Co-director Ross Domoney is a multi-award-winning freelance film-maker from the UK. His documentary work focuses on human right issues, countries in conflict and the effect of political protests on cities, authorities and underground movements. His work has been published by the Guardian, ITV, Al Jazeera, Field of Vision, the Wall Street Journal, the Evening Standard, the Daily Mirror, TimeOut, and the Discovery Channel to name but a few.
Kim Longinotto, who served as executive producer on the film, was unfortunately unable to join us, but is renowned as a BAFTA and Sundance award-winning British documentary filmmaker for her films highlighting the plight of female victims of oppression and discrimination.
Danny and Ross explained how they first met at the premiere of Carne Ross’s documentary film, The Accidental Anarchist, which includes a long section on Rojava. Due to their shared interest in the revolution in North and East Syria, the two filmmakers collaborated to come up with the idea of a film based around Biehl’s travels. The Road to Rojava was the result of their work together.
The completion of the film in 2022 is incredibly timely and topical, as the slogan of ‘Jin, Jîyan, Azadî’ (Women, Life, Freedom) continues to resound in cities all over Iran in the nationwide protests following the death of the Kurdish woman Jîna Amini.
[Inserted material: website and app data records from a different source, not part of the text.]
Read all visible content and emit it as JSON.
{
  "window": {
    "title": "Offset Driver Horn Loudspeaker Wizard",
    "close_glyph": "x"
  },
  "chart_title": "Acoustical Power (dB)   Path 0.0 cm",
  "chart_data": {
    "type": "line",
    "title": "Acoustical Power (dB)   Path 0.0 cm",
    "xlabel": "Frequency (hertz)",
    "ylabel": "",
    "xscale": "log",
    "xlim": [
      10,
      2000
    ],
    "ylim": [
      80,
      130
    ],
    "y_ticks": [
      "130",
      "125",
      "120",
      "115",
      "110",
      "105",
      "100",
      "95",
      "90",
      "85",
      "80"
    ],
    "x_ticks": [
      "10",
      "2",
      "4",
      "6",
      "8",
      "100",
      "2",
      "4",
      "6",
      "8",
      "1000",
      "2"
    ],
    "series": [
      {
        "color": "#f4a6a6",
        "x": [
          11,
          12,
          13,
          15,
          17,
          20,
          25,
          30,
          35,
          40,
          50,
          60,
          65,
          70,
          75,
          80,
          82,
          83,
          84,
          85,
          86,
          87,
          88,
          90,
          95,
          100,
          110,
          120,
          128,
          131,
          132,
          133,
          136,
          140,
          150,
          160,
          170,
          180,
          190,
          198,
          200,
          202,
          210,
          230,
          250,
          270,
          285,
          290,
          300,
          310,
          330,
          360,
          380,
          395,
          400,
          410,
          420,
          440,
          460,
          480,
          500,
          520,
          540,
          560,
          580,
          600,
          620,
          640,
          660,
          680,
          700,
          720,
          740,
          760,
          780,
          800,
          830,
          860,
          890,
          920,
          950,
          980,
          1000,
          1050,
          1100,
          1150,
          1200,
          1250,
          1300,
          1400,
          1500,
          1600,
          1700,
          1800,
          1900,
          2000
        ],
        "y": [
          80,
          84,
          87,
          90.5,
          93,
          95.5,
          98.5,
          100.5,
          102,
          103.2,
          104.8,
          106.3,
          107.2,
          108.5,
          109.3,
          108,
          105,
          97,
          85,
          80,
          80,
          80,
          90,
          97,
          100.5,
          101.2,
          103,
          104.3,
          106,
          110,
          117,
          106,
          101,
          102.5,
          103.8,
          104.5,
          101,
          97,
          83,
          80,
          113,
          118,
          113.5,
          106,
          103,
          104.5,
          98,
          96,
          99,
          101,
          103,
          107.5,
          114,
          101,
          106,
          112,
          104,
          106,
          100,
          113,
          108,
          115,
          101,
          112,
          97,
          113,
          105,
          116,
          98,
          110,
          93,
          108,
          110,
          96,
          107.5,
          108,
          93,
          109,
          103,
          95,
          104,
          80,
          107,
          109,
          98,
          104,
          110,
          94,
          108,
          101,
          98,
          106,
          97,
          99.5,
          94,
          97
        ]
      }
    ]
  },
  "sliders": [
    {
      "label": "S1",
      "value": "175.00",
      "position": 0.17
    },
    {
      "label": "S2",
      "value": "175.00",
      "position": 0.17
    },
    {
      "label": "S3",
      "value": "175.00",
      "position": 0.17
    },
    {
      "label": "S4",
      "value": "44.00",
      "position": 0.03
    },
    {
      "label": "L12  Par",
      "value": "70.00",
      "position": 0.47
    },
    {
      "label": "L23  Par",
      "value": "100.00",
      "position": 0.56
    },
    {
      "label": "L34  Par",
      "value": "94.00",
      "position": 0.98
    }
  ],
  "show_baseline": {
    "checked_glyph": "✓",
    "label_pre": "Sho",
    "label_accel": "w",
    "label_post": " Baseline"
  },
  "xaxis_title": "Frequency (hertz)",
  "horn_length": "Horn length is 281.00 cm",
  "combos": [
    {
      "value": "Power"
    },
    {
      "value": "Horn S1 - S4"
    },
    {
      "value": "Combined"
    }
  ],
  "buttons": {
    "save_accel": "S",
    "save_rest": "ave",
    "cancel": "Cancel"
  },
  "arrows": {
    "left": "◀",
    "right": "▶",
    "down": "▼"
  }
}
The film-makers travelled to the source of that ‘Jin, Jîyan, Azadî’ slogan in northern Syria, where it is obviously much more than just a slogan but rather a philosophy of women’s liberation and freedom. They explained a little more about the aspect of women’s freedom that became central to the story of the documentary film.
Janet travelled to the autonomous administrations in North and East Syria to explore the legacy of Bookchin, her late partner of 19 years, whose philosophical ideas helped inspire the women’s revolution in the region. This was also a journey into a region still coming to terms with life after ISIS.
This was doubtless an emotionally charged experience for Janet and indeed for the directors witnessing it, and Ross and Danny explained the profound personal and emotional impact of the project, not only during the filming process but also during editing.
Danny and Ross explain these impacts in the podcast, as well as their feelings and thoughts as they reach the end of the project and their hopes for the film.
The film-makers also elaborated on some of the technical points of investigative journalism and film-making, which can be a costly process even in the post-production phase. While filming of The Road to Rojava is complete, some final technical touches of the film are still required, and a crowdfunding appeal has been launched to get it across the finishing line and bring it to a much wider audience.
Listen to the podcast to hear the full interview.